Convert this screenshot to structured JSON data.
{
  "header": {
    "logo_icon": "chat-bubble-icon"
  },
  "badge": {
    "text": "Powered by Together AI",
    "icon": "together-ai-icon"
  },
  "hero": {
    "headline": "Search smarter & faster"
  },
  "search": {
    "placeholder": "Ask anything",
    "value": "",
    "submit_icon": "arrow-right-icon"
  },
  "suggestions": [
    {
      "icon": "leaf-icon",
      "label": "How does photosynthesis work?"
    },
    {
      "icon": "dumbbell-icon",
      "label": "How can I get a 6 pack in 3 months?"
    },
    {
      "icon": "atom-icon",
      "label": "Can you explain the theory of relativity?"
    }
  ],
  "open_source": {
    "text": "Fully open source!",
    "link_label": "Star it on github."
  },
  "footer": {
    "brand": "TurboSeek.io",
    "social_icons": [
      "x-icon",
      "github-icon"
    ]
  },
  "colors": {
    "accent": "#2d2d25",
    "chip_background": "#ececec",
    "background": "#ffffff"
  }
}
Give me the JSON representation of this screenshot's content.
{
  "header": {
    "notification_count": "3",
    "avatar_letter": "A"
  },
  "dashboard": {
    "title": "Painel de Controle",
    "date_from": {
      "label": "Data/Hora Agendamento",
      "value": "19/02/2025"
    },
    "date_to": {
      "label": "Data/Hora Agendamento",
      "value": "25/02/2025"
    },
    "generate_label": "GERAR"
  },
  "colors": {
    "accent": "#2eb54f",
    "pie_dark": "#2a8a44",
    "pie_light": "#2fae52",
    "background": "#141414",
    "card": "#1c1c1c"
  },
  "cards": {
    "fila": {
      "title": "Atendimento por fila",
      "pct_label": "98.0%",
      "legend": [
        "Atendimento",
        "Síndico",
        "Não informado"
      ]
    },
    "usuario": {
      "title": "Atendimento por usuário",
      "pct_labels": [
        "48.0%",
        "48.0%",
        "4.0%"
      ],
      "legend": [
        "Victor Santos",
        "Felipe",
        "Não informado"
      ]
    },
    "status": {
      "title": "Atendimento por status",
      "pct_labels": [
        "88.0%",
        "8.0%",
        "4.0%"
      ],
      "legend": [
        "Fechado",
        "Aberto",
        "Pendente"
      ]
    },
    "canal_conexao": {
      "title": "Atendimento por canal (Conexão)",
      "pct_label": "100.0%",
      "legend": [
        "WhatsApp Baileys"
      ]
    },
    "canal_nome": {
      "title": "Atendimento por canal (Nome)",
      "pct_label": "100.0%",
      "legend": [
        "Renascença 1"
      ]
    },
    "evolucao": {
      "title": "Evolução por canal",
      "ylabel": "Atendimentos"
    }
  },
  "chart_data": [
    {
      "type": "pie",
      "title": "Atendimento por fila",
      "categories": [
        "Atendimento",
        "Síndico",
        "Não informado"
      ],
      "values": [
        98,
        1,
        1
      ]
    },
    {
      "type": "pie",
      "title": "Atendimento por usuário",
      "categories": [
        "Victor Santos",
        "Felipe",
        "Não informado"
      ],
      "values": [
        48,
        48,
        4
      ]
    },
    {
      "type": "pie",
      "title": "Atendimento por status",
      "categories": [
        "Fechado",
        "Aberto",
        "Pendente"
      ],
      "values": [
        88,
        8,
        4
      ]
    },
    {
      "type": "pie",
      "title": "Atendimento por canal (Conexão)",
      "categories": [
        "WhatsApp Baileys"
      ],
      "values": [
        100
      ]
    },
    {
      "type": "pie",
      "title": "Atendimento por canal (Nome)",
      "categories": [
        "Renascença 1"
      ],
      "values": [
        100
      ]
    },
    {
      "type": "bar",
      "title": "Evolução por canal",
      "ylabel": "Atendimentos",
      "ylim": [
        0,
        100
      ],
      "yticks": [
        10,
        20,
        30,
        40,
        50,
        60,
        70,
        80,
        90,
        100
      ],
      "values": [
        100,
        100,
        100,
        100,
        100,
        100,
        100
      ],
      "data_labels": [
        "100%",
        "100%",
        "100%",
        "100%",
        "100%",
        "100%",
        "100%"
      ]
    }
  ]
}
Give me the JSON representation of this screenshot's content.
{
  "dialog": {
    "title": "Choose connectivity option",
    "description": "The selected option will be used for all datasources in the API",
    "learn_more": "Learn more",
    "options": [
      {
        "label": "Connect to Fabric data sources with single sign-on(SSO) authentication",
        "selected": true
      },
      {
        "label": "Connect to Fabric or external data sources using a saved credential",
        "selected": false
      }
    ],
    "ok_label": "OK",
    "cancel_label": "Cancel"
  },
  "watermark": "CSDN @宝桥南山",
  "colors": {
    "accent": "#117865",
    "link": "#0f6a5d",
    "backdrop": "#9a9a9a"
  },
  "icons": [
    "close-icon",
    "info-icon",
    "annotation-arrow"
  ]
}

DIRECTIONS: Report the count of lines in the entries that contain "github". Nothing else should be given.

WRITTEN REPLY: 2